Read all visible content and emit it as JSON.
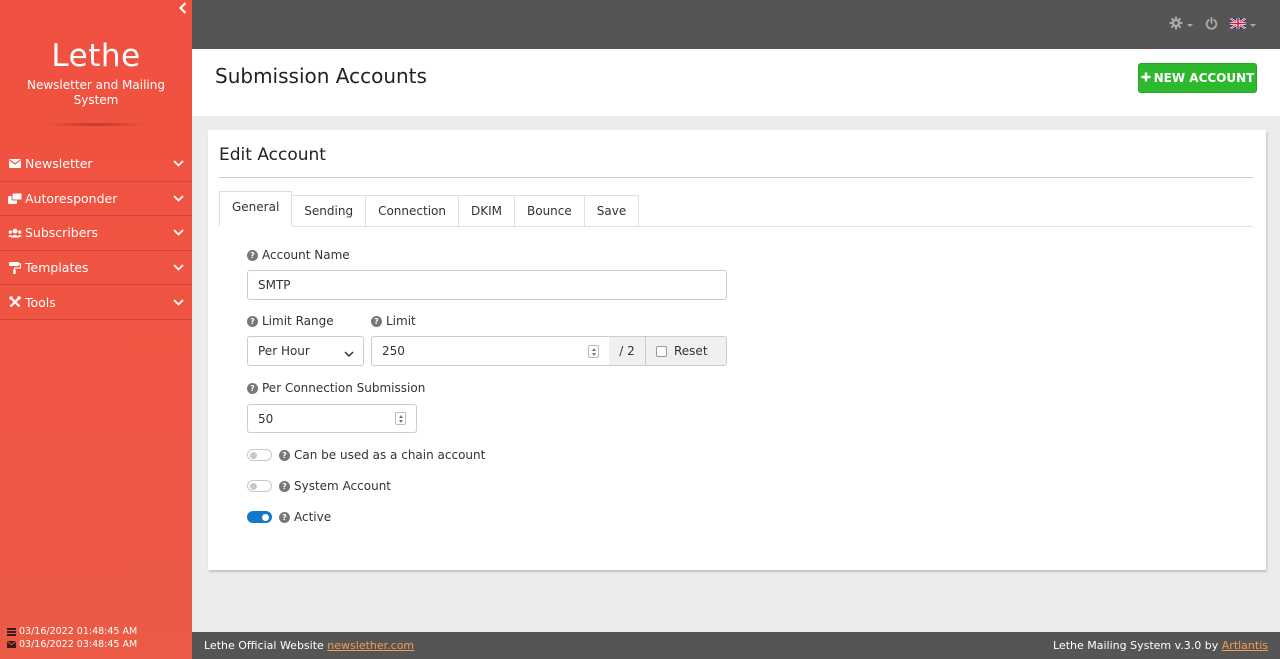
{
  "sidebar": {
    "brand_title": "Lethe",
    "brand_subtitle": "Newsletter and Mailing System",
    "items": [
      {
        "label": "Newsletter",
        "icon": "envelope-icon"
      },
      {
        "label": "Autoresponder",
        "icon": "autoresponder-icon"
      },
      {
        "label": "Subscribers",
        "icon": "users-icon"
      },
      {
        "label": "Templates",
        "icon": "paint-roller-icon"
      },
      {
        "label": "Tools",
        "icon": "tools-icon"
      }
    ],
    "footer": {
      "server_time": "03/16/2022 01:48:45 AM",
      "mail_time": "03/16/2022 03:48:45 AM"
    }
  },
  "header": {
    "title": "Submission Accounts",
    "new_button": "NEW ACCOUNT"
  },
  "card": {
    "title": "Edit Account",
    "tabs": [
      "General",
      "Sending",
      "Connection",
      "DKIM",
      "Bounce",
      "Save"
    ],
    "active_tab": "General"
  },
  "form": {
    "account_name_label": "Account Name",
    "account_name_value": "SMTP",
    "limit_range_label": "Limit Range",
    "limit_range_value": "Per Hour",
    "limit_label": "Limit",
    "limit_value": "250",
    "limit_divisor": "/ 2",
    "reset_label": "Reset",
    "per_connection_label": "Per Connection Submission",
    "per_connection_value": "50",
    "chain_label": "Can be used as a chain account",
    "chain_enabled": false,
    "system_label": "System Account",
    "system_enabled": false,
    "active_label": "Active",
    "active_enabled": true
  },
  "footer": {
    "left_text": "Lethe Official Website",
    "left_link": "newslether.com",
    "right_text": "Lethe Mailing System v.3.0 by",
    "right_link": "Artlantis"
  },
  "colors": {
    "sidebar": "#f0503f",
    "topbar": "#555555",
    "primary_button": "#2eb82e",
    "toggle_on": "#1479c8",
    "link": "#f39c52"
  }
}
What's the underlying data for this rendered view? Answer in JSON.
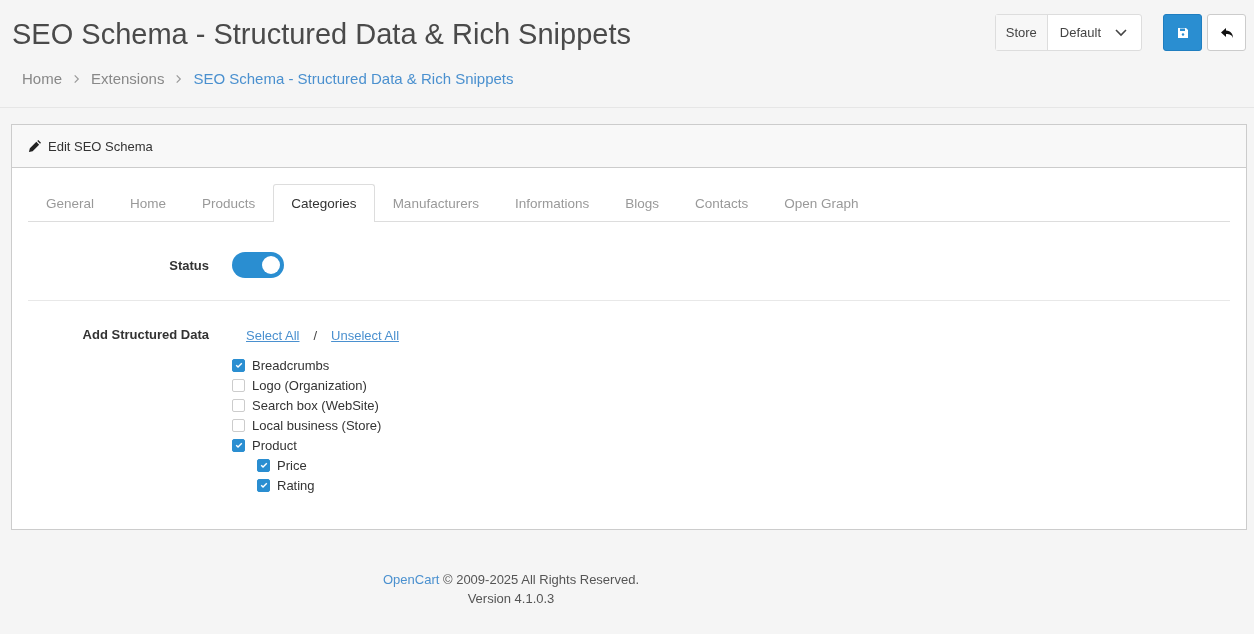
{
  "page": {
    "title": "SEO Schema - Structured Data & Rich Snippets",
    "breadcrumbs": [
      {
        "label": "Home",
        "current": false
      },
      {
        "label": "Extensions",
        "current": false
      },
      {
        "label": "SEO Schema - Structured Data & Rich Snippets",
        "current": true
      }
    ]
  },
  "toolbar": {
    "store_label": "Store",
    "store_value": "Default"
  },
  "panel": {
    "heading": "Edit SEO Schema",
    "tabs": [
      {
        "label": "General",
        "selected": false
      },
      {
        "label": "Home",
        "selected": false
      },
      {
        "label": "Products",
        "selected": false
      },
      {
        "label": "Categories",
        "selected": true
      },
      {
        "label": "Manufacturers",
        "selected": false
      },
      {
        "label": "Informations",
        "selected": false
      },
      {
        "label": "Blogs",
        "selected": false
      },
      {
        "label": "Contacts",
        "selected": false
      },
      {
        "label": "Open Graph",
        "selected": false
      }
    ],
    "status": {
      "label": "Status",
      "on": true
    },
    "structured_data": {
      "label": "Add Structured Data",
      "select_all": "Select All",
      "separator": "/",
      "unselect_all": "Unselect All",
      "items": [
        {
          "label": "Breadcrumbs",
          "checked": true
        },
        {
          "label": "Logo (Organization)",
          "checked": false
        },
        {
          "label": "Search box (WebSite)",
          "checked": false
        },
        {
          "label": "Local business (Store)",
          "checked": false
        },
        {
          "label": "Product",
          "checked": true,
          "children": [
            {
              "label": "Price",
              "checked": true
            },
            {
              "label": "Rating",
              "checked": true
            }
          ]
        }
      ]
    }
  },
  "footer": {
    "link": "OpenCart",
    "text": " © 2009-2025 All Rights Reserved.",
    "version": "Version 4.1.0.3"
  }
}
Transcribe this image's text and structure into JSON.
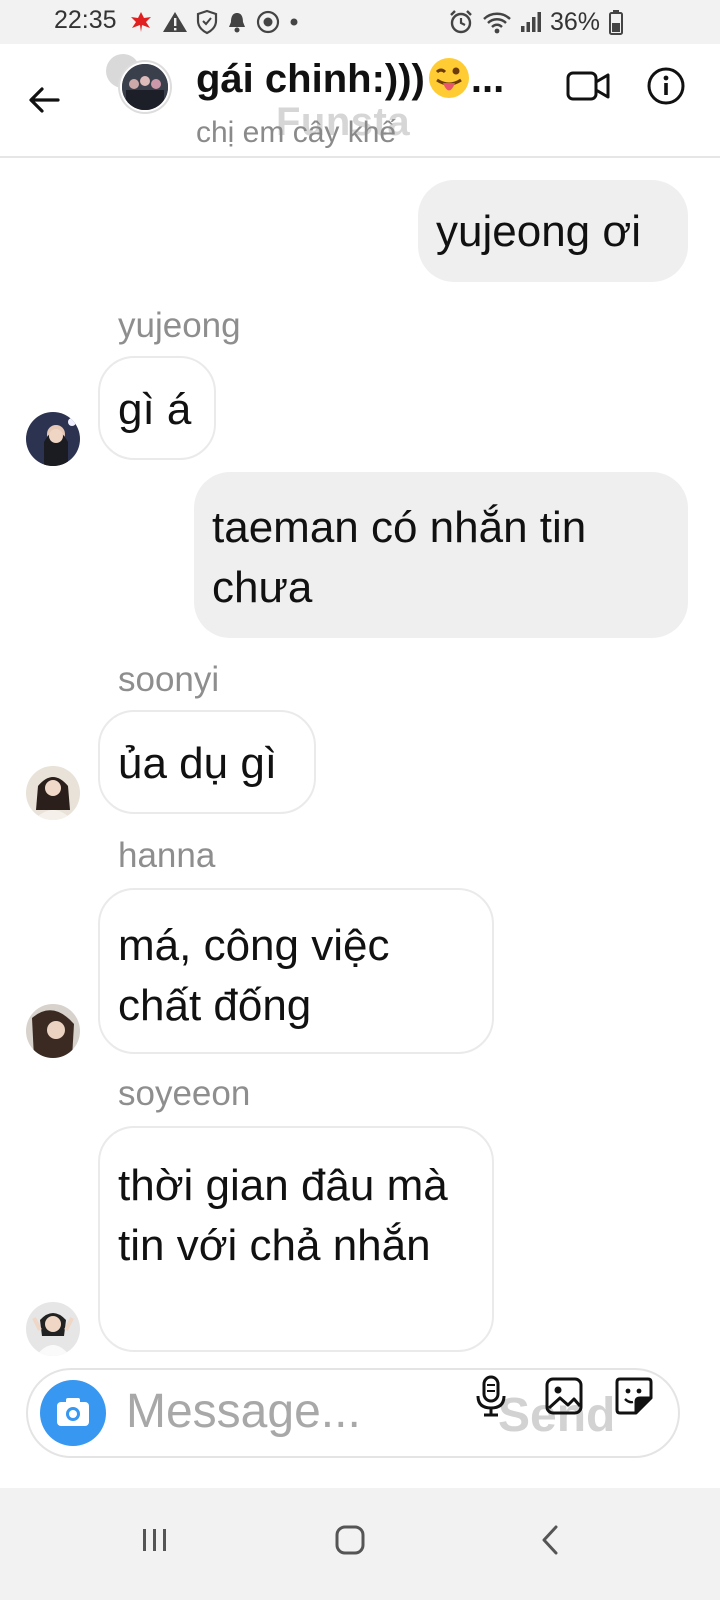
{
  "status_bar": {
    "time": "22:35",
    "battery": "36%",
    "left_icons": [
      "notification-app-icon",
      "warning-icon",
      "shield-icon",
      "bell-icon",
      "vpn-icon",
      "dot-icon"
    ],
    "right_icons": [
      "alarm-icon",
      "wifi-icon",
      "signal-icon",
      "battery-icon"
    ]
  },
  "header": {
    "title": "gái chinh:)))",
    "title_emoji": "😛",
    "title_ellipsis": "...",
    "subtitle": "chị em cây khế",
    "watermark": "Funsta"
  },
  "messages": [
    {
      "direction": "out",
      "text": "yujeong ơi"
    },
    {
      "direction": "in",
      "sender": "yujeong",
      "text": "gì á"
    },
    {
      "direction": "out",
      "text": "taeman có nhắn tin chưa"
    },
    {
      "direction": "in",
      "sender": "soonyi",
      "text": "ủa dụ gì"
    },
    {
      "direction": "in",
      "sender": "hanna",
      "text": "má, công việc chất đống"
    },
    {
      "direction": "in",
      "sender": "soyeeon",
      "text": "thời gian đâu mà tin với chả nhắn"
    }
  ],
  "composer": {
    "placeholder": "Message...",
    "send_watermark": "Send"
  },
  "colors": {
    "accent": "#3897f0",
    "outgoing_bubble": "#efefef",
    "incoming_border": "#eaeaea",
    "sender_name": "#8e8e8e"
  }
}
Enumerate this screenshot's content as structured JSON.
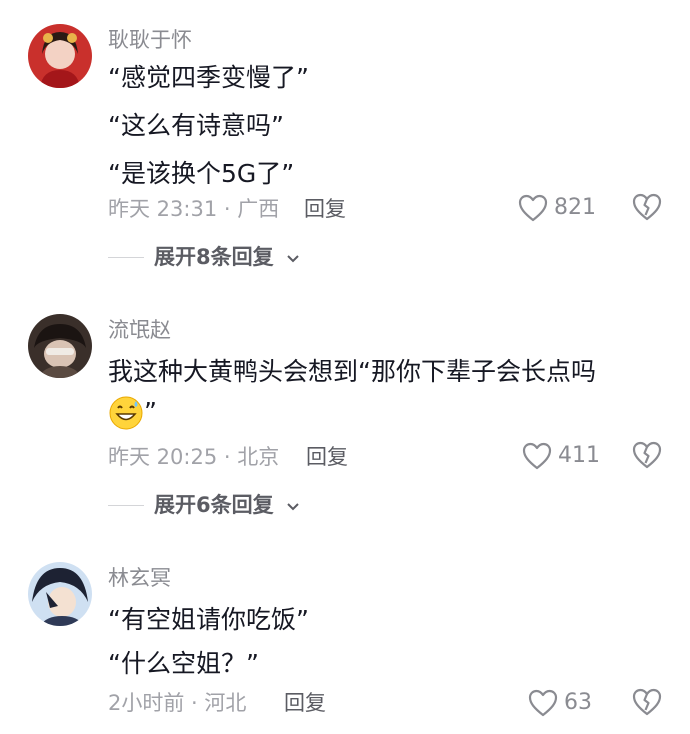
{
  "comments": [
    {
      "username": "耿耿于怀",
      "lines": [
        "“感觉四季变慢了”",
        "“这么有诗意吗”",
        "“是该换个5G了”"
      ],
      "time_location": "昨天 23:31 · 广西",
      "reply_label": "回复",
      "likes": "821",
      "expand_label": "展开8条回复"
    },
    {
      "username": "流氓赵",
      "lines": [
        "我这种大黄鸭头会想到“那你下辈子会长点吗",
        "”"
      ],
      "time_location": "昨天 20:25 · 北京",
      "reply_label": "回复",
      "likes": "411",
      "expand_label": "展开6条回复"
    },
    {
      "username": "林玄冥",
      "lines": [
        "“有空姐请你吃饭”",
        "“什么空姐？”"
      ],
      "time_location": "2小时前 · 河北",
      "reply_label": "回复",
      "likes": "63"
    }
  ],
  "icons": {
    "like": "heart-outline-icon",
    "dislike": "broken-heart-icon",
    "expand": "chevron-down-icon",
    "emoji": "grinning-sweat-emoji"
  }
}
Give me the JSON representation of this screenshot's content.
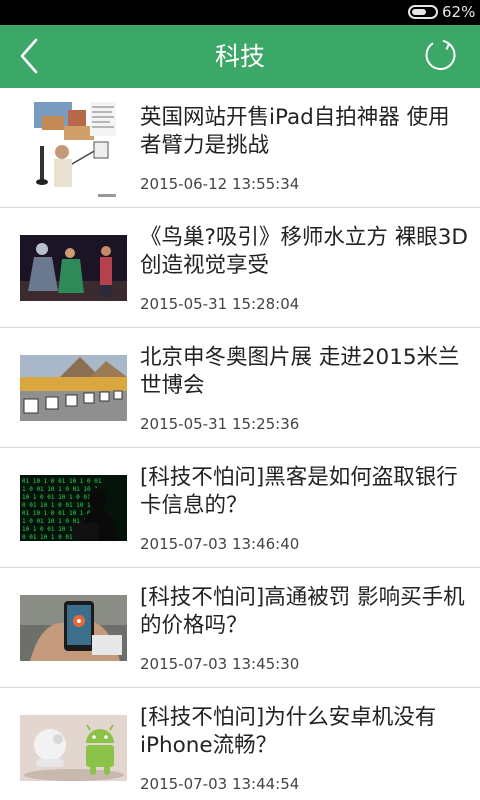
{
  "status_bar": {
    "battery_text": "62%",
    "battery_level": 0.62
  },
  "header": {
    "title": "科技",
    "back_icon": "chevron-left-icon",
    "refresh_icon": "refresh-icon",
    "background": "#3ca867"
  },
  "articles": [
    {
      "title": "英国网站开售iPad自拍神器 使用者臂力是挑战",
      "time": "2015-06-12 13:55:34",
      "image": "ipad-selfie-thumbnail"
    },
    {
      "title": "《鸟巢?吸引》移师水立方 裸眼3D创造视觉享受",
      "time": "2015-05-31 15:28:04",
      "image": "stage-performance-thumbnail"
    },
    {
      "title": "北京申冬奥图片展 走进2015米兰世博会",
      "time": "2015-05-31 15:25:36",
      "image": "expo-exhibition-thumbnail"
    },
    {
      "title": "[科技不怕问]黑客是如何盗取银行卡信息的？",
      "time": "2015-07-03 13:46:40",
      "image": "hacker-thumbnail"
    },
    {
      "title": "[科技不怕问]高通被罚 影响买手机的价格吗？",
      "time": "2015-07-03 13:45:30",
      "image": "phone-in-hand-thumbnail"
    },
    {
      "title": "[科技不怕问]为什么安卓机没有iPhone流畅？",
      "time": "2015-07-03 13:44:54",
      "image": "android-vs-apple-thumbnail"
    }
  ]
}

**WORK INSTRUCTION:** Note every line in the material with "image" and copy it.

**OUTPUT OF THE EXERCISE:**
Transcribe this image's text and structure into JSON.
      "image": "ipad-selfie-thumbnail"
      "image": "stage-performance-thumbnail"
      "image": "expo-exhibition-thumbnail"
      "image": "hacker-thumbnail"
      "image": "phone-in-hand-thumbnail"
      "image": "android-vs-apple-thumbnail"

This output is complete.